The area of education in South Africa has many challenges, especially at the secondary and high school stages, where a majority of schools, according to observers, produce dismal results that spell disaster for the future. Recently, the universities went through a period of major protests, one of which was called “Fees Must Fall.” While promising free education at the university level for years, the ANC government actually increased student tuition for 2016, which lead to such disturbances, that some universities had to push back the end of year exams to the beginning of 2016.
Student and faculty at universities, as indeed the whole country, also suffer from other infrastructure challenges. For example, soon after I arrived at the University, I had the scary experience of standing in the copy room in the middle of the building when there was a total power outage. After a minute of struggling to get back to my office, the lights went on and I was later told that the University and so many other institutions in the country have had to create their own backup power systems. The government was informed under the prior administration of President Thabo Mbeki that the country is outgrowing its supply of electricity, and nothing was done to increase generation capacity until it was too late. So while I was in the town, the so-called ‘load shedding’ twice weekly would interfere with academic activities, as well as lead to traffic congestion.
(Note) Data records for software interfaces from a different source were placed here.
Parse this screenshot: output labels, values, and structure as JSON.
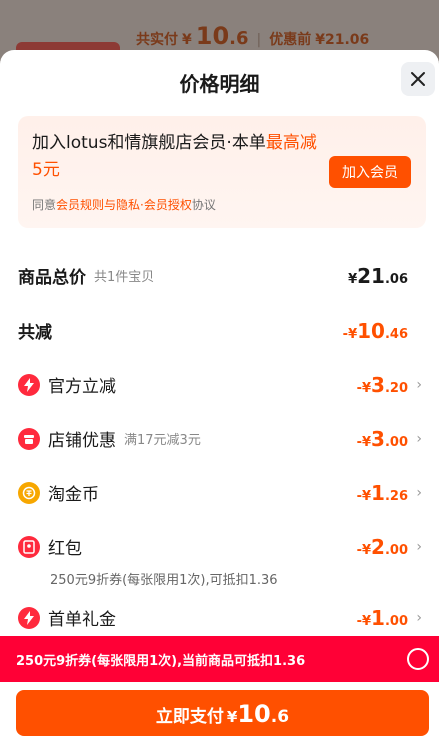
{
  "backdrop": {
    "actual_label": "共实付",
    "actual_currency": "¥",
    "actual_int": "10",
    "actual_dec": ".6",
    "sep": "|",
    "before_label": "优惠前",
    "before_value": "¥21.06"
  },
  "sheet": {
    "title": "价格明细",
    "close_icon": "close-icon"
  },
  "member": {
    "headline_prefix": "加入lotus和情旗舰店会员·本单",
    "headline_highlight": "最高减5元",
    "agree_prefix": "同意",
    "agree_link": "会员规则与隐私·会员授权",
    "agree_suffix": "协议",
    "join_label": "加入会员"
  },
  "total": {
    "label": "商品总价",
    "sub": "共1件宝贝",
    "currency": "¥",
    "int": "21",
    "dec": ".06"
  },
  "discount_total": {
    "label": "共减",
    "sign": "-¥",
    "int": "10",
    "dec": ".46"
  },
  "items": [
    {
      "icon": "lightning-icon",
      "label": "官方立减",
      "sub": "",
      "sign": "-¥",
      "int": "3",
      "dec": ".20"
    },
    {
      "icon": "shop-icon",
      "label": "店铺优惠",
      "sub": "满17元减3元",
      "sign": "-¥",
      "int": "3",
      "dec": ".00"
    },
    {
      "icon": "coin-icon",
      "label": "淘金币",
      "sub": "",
      "sign": "-¥",
      "int": "1",
      "dec": ".26"
    },
    {
      "icon": "red-envelope-icon",
      "label": "红包",
      "sub": "",
      "sign": "-¥",
      "int": "2",
      "dec": ".00",
      "note": "250元9折券(每张限用1次),可抵扣1.36"
    },
    {
      "icon": "lightning-icon",
      "label": "首单礼金",
      "sub": "",
      "sign": "-¥",
      "int": "1",
      "dec": ".00"
    }
  ],
  "coupon_bar": {
    "text": "250元9折券(每张限用1次),当前商品可抵扣1.36"
  },
  "pay": {
    "label": "立即支付",
    "currency": "¥",
    "int": "10",
    "dec": ".6"
  },
  "colors": {
    "accent": "#ff5000",
    "coupon_red": "#ff0036",
    "icon_red": "#ff2a3d",
    "coin_gold": "#f7a700"
  }
}
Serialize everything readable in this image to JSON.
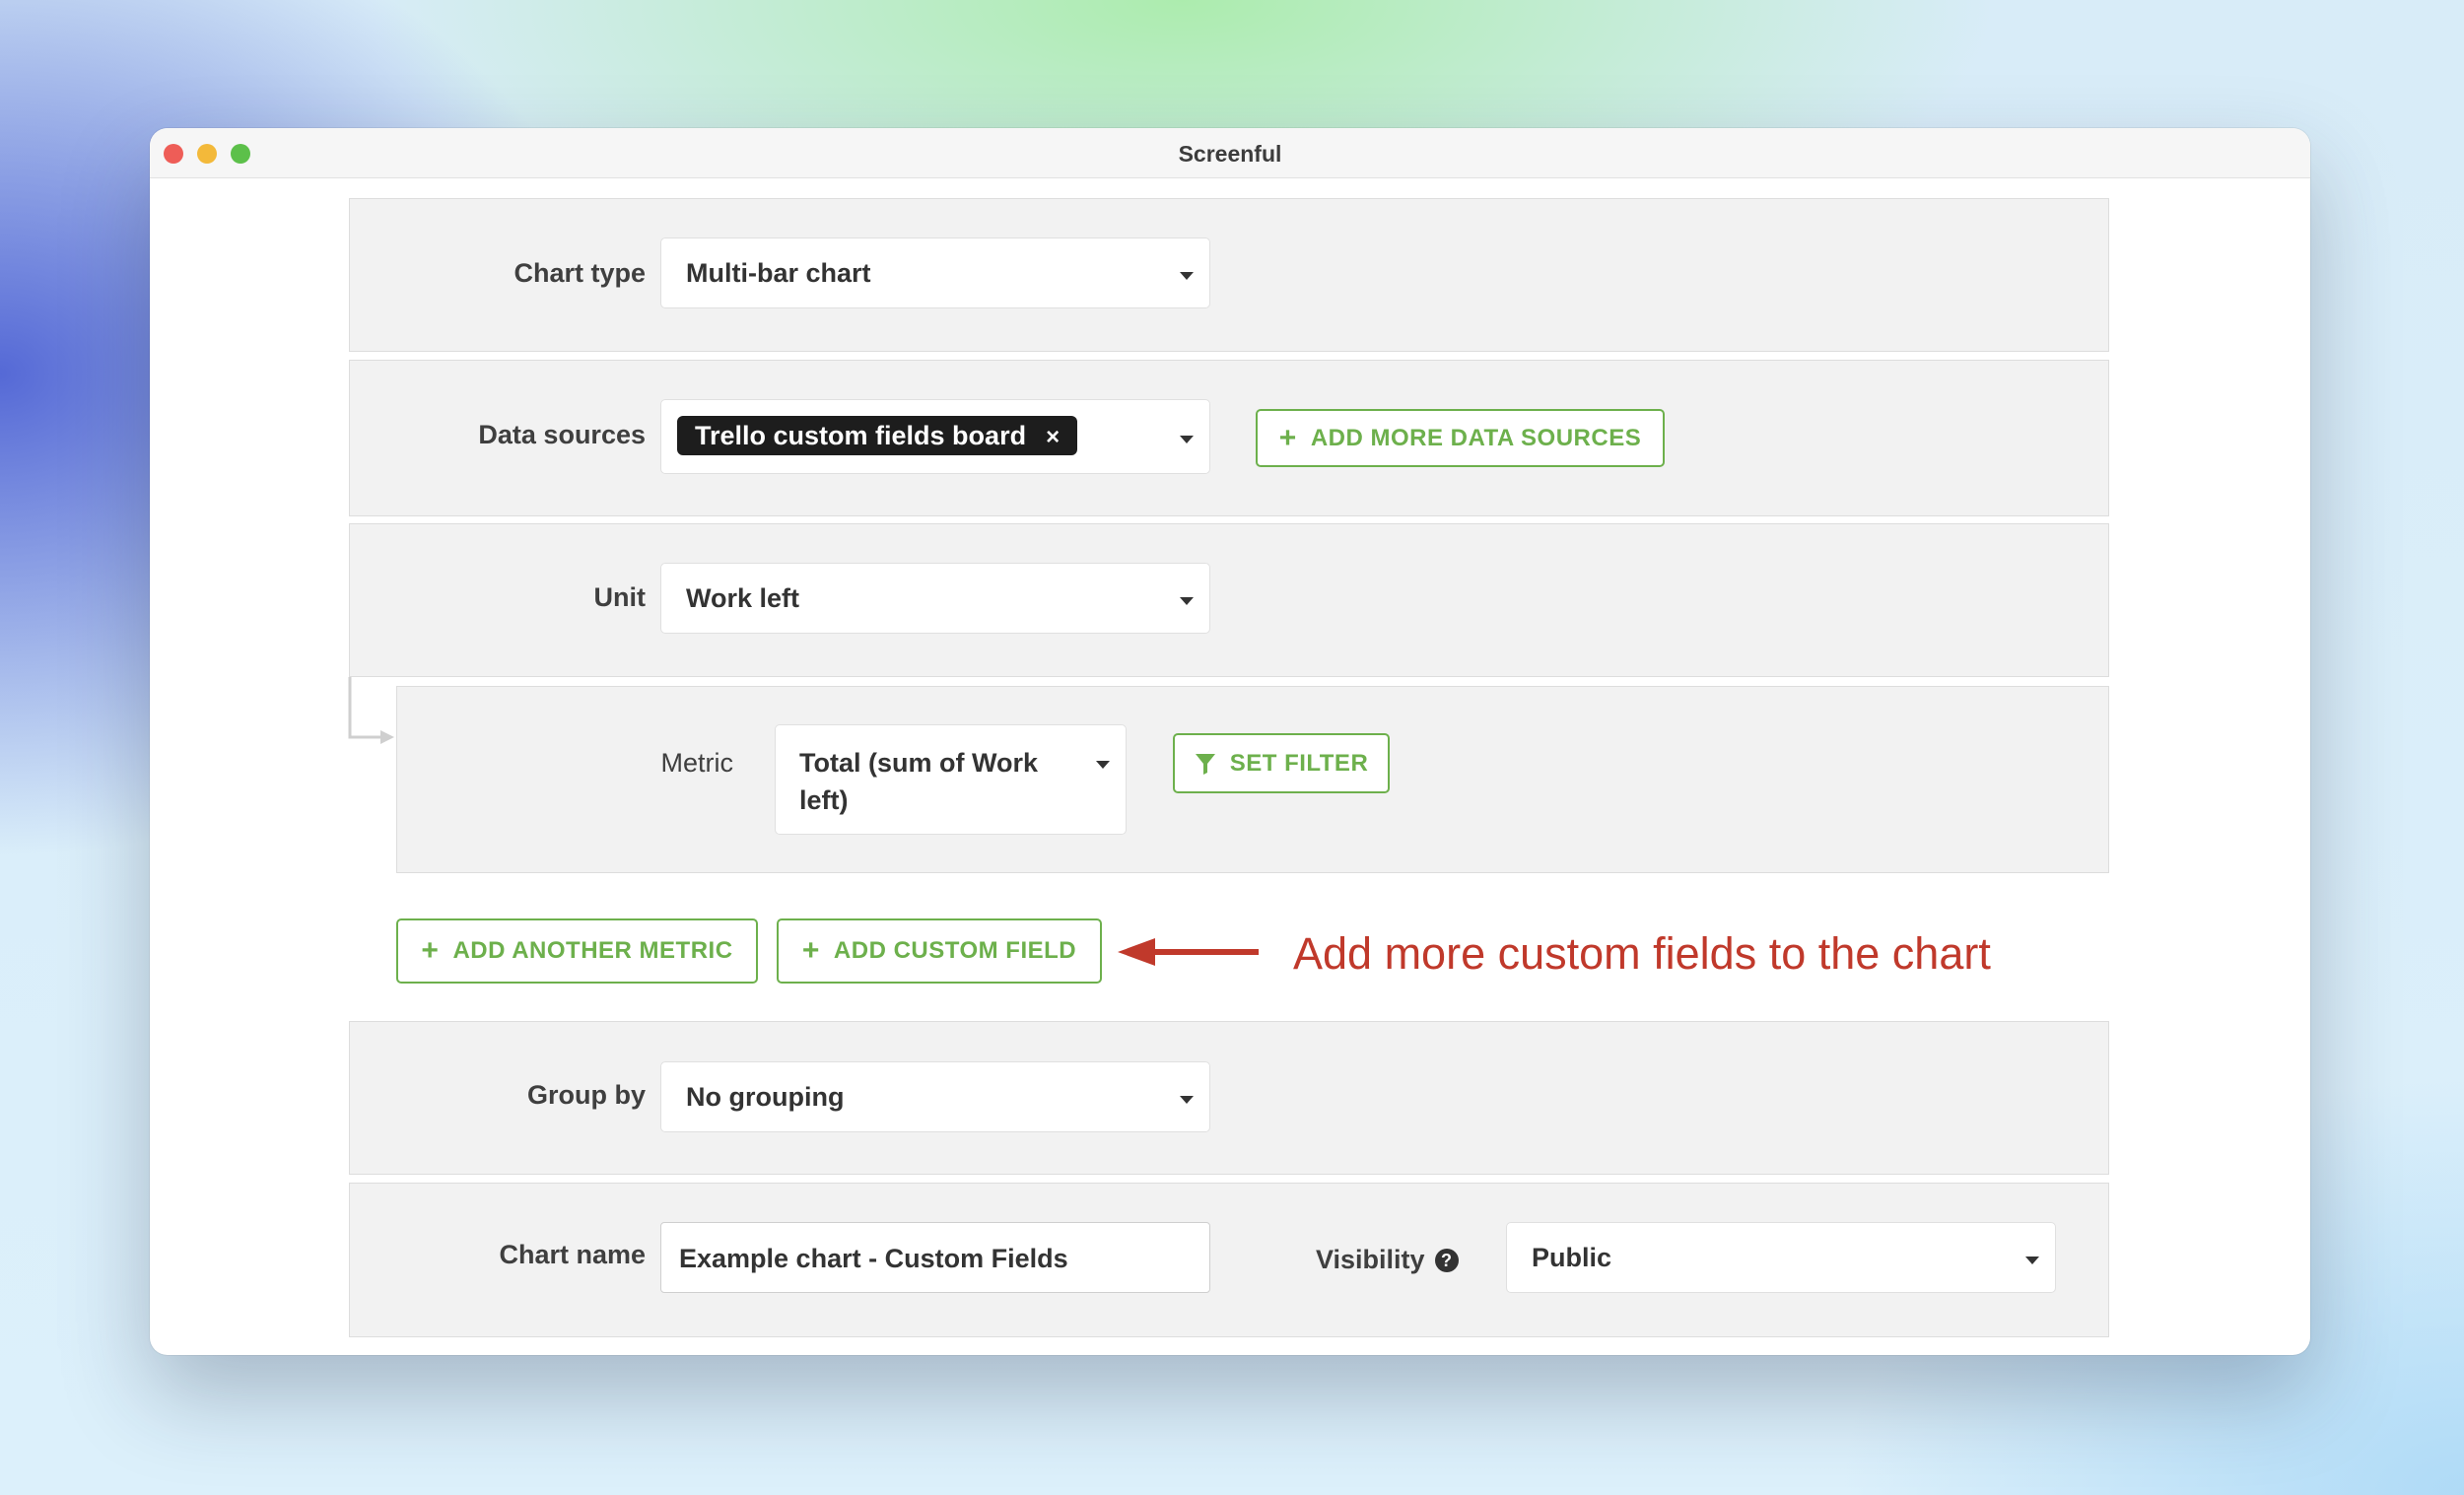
{
  "window": {
    "title": "Screenful"
  },
  "chart_type": {
    "label": "Chart type",
    "value": "Multi-bar chart"
  },
  "data_sources": {
    "label": "Data sources",
    "tag": "Trello custom fields board",
    "tag_remove": "×",
    "add_button": "ADD MORE DATA SOURCES"
  },
  "unit": {
    "label": "Unit",
    "value": "Work left"
  },
  "metric": {
    "label": "Metric",
    "value_line1": "Total (sum of Work",
    "value_line2": "left)",
    "filter_button": "SET FILTER"
  },
  "actions": {
    "add_metric": "ADD ANOTHER METRIC",
    "add_custom_field": "ADD CUSTOM FIELD",
    "plus": "+"
  },
  "annotation": {
    "text": "Add more custom fields to the chart",
    "color": "#c0392b"
  },
  "group_by": {
    "label": "Group by",
    "value": "No grouping"
  },
  "chart_name": {
    "label": "Chart name",
    "value": "Example chart - Custom Fields"
  },
  "visibility": {
    "label": "Visibility",
    "help": "?",
    "value": "Public"
  },
  "colors": {
    "accent": "#6db04c",
    "annotation": "#c0392b"
  }
}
A final note, that might be interesting to university faculty members in the US, is that South Africa’s Department of Higher Education has a special subsidy fund for universities from which all peer reviewed research is funded, including articles, books, and also Master and Doctoral theses; additionally, some researchers fund their work from private sources and even overseas foundations. Approximately 25% of the University of Stellenbosch’s total budget is in this way funded by the state. Each university in the country has its own policy as to which degree an article or book or patent rights are paid out to the individual, who must use the funds for research purposes and not to cover personal expenditures.
My research on the National Development Plan will focus on what is ironically the last item spelled out in the document itself – namely, the improvement of race relations in South Africa. I am grateful for the opportunity provided by the Carnegie African Diaspora Fellowship Program and the University of Baltimore to make this possible. Based on my experience, I am hopeful that this program will indeed have benefits to universities in Africa and will inspire Africans to contribute to their countries of origin.
Learn more about Prof. Botes.